Mecca Compass as coin.

On behalf of the West African nation Côte d’Ivoire, CIT developed a silver coin representing a traditional Mecca Compass. Actually, you can place a small magnetic “spoon” onto the coin, which shows reliably the direction to Mecca, the Holy city of Islam.

With the Mecca Compass the Coin Invest Trust gained the Coin of the Year Award in February 2012.

During the World Money Fair Berlin this idea won the prize of most innovative coin of the “Coin of the Year” award (COTY) sponsored by Krause.
This prize is only the last in a long sequence of distinctions gathered by the “spin doctors” from Balzers since many years. By now the organisers know that the company holds always some surprise. In 1990 CIT won the award of best silver coin (COTY 1990), but in 1993 it gained the prize of most innovative coin for the first time. And this should repeat many more times since then. The coin community could only gaze at the exuberant affluence of ideas that expanded the definition of coin. In 1996 a CIT coin was awarded most innovative coin again: a golf player holes his ball while the flagstick still marks the hole. But the hole is actually worked out, thus one looks right through the coin!

The first coin of the Tiffany series from 2004.

Ten years later, in 2006, another success story has begun, the Tiffany series. With this series alone the Liechtenstein company earned five renown awards. Real Tiffany glass is artfully inserted into the coins of this series representing window elements. That technique convinced the juries over and over again.

Do you realise the two pictures on the obverse?

Another time the Liechtenstein team gained the cooperation of Swiss artist Sandro del Prete realising a little work of art: in the centre you see the “Knight of the sad countenance” wearing his helmet. But at a closer look it is Don Quixote and Sancho Panza riding to new adventures under a big helmet. The Coin Constellation honoured this idea awarding to it the Special Prize from the organizing Committee in 2009. It was also the Coin Invest that introduced colour, holograms, and 3D-elements …
In retrospect, Michael Vogt, CEO of CIT, describes the introduction of colours: “That was revolutionary, even though the quality of the first specimens was terrible judging from today’s possibilities. But you have to consider that we introduced the technique that is operated today by all the big mints. The next thing were the special shapes and microscripts. These were technically very, very difficult to realise.
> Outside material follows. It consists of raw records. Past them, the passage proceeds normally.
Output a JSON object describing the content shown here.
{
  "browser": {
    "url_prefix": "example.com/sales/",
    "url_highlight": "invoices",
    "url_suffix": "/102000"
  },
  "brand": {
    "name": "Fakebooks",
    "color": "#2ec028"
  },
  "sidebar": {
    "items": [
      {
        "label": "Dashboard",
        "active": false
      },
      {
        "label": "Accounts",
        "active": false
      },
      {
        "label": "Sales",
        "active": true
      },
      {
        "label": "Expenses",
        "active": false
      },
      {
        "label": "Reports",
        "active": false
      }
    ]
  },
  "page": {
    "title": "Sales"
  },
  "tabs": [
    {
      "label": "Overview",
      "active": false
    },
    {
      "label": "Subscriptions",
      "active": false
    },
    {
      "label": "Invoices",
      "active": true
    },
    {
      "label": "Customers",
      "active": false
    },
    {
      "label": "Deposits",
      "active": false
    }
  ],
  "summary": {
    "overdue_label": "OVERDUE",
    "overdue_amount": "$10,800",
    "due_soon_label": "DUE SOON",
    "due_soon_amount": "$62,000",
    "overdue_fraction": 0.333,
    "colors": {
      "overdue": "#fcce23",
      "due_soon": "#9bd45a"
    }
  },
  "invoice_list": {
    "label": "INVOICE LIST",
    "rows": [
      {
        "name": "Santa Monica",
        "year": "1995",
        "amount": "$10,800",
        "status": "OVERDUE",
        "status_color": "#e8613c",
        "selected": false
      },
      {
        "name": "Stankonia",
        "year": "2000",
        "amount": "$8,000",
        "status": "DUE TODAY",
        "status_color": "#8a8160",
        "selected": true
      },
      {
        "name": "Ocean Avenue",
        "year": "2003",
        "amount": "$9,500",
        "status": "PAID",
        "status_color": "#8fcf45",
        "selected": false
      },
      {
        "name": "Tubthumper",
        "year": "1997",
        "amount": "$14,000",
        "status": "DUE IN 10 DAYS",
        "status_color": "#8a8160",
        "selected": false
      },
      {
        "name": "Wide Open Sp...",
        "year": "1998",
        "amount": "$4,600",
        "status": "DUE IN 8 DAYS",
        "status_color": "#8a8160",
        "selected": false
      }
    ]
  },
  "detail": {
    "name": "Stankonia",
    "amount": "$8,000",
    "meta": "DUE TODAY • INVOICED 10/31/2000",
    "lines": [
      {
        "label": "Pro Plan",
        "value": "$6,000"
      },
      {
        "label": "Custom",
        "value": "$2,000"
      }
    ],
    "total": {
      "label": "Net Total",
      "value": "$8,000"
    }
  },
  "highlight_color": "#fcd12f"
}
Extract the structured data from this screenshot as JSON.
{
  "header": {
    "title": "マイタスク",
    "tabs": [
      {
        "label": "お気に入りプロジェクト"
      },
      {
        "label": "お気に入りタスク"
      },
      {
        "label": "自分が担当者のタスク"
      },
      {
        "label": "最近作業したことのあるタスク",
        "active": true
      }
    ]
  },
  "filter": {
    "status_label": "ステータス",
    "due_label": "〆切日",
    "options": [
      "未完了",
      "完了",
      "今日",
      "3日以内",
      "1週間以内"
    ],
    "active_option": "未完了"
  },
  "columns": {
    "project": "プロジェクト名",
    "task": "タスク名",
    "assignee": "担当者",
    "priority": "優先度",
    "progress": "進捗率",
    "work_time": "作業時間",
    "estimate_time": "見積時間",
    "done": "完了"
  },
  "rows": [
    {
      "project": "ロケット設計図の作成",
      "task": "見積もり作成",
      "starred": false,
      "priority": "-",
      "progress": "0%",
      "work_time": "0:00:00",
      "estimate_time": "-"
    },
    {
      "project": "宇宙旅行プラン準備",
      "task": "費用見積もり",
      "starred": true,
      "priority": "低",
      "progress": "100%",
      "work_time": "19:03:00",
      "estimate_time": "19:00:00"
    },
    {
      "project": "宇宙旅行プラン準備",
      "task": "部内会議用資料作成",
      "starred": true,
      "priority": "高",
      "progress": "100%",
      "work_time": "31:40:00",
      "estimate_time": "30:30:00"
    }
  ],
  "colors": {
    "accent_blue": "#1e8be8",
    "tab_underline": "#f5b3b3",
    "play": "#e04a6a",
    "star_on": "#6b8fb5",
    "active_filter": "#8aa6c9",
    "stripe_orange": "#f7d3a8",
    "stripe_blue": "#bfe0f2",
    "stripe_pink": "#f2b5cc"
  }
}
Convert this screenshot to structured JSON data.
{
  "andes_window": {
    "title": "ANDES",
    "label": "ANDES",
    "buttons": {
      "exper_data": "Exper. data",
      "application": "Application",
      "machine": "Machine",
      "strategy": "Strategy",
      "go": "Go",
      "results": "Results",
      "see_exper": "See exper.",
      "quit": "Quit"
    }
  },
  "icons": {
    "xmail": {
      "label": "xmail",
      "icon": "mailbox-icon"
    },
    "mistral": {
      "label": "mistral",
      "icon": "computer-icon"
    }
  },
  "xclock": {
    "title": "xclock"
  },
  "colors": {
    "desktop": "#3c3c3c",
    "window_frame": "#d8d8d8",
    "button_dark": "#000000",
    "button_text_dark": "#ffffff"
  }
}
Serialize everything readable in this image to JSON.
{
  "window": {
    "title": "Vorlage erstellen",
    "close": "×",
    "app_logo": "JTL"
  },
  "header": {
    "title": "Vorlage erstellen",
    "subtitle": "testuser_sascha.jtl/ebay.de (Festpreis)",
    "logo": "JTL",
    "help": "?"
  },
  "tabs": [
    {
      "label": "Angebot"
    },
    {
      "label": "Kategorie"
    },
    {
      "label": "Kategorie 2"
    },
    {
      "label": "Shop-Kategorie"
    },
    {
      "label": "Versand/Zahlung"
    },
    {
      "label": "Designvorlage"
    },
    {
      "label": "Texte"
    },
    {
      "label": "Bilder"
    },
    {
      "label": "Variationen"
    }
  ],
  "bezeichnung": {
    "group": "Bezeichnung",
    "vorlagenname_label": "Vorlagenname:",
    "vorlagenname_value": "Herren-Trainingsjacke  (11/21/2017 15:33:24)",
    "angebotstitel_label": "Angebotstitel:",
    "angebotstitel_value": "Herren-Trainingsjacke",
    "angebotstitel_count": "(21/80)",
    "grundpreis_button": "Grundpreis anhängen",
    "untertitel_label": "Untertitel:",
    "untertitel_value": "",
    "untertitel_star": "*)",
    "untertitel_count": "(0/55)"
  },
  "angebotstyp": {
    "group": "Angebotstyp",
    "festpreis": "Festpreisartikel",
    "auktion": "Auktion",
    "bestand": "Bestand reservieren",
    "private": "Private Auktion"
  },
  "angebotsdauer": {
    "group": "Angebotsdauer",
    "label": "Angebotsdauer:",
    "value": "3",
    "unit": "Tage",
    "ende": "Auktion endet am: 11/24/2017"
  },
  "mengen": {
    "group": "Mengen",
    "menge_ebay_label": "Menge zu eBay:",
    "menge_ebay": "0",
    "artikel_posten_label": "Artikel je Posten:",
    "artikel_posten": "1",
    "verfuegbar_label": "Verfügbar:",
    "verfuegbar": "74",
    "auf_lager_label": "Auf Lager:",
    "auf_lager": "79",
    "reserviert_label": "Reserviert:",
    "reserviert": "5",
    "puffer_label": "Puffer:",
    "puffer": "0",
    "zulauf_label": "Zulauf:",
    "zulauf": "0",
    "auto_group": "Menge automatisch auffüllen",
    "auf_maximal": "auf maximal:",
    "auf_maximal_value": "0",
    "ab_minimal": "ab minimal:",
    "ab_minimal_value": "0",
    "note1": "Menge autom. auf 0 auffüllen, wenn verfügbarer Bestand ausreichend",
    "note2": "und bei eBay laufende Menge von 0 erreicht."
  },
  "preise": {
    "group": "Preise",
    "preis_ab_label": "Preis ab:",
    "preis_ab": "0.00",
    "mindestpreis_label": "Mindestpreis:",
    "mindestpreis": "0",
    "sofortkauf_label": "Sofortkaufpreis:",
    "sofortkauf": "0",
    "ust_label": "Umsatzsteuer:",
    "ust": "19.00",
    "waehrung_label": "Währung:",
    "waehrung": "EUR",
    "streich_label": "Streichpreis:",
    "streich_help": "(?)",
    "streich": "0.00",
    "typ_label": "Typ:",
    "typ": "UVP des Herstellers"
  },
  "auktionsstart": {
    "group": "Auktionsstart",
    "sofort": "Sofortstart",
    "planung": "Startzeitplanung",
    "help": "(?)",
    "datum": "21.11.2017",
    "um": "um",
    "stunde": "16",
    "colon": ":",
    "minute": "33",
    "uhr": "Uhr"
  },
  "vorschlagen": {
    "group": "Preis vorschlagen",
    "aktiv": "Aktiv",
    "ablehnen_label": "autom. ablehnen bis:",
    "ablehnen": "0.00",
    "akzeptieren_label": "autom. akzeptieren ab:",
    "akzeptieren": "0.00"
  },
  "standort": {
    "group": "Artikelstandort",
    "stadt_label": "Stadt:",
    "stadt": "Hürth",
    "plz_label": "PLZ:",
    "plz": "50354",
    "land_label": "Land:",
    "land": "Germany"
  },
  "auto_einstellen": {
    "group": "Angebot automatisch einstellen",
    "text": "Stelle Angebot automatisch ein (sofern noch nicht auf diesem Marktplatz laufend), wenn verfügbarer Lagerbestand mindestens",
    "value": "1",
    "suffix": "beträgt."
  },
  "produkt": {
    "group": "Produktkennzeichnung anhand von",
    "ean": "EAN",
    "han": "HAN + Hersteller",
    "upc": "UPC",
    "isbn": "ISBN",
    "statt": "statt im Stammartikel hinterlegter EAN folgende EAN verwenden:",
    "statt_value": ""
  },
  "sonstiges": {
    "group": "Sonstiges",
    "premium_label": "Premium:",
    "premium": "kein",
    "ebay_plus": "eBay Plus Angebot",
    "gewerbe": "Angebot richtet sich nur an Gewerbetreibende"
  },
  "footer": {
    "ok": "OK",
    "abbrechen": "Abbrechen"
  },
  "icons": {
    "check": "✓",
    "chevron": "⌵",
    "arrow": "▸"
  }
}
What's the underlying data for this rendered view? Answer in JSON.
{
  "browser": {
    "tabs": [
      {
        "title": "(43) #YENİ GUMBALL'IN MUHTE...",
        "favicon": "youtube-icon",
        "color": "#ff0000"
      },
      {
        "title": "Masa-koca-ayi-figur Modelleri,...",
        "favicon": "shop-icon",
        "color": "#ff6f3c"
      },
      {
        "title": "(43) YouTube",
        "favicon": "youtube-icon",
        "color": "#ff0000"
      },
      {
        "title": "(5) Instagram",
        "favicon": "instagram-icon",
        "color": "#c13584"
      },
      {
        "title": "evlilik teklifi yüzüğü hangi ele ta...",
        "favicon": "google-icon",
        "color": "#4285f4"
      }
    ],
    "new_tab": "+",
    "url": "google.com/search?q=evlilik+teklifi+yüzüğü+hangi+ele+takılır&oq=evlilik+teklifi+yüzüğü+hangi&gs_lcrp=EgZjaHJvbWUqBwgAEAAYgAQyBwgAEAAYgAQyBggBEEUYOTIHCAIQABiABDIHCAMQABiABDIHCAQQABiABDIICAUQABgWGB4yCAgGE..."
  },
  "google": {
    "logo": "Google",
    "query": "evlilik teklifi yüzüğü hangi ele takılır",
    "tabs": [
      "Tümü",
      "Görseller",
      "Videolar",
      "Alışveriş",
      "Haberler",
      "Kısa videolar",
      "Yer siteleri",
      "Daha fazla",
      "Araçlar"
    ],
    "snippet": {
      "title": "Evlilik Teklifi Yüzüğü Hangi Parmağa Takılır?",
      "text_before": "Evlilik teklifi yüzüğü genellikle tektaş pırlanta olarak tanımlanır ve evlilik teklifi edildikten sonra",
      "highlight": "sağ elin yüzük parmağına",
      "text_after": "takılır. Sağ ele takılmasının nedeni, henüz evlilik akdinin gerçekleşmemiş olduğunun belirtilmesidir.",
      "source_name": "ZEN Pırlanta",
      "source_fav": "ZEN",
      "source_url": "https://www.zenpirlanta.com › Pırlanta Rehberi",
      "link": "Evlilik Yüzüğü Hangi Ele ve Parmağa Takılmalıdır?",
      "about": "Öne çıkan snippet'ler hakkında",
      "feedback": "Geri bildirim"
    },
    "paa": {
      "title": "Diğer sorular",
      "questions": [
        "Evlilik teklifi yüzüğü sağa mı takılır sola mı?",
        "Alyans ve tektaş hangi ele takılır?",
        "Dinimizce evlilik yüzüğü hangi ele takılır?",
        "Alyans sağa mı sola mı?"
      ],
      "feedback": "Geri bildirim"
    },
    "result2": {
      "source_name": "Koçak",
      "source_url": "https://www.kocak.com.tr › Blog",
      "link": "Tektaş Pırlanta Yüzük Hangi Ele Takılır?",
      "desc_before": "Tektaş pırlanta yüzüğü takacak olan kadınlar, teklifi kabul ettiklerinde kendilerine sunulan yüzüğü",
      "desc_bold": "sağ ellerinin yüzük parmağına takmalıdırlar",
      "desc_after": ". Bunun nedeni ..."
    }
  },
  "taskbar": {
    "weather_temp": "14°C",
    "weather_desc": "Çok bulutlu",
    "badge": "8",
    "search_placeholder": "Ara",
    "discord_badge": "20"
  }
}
Then followed the holograms, the true colour holograms, yes, it was also us who delivered them first.”

400 years of Mars observation rendered visible with a small element of Mars stone.

The Coin Constellation awarded the CIT with another prize in recognition of the unique idea of how the Mars coin was designed. On behalf of Cook Islands CIT searched for something special on rendering visible 400 years of Mars observation in a way attractive to collectors. They achieved this by inserting a piece of Mars into the coin! A small element of stone from the red planet made these coins really unique.

The future will show what else the creative brains in Liechtenstein will excogitate to illustrate how coins can be designed. Many countries like Mongolia and Cook Islands, Andorra and Palau are among the loyal partners of CIT. And dealers and collectors both appreciate CIT’s quality: New issues are not perpetuated, CIT thinks of the secondary market, too.

You will find many amazing products of the Coin Invest Trust on its website.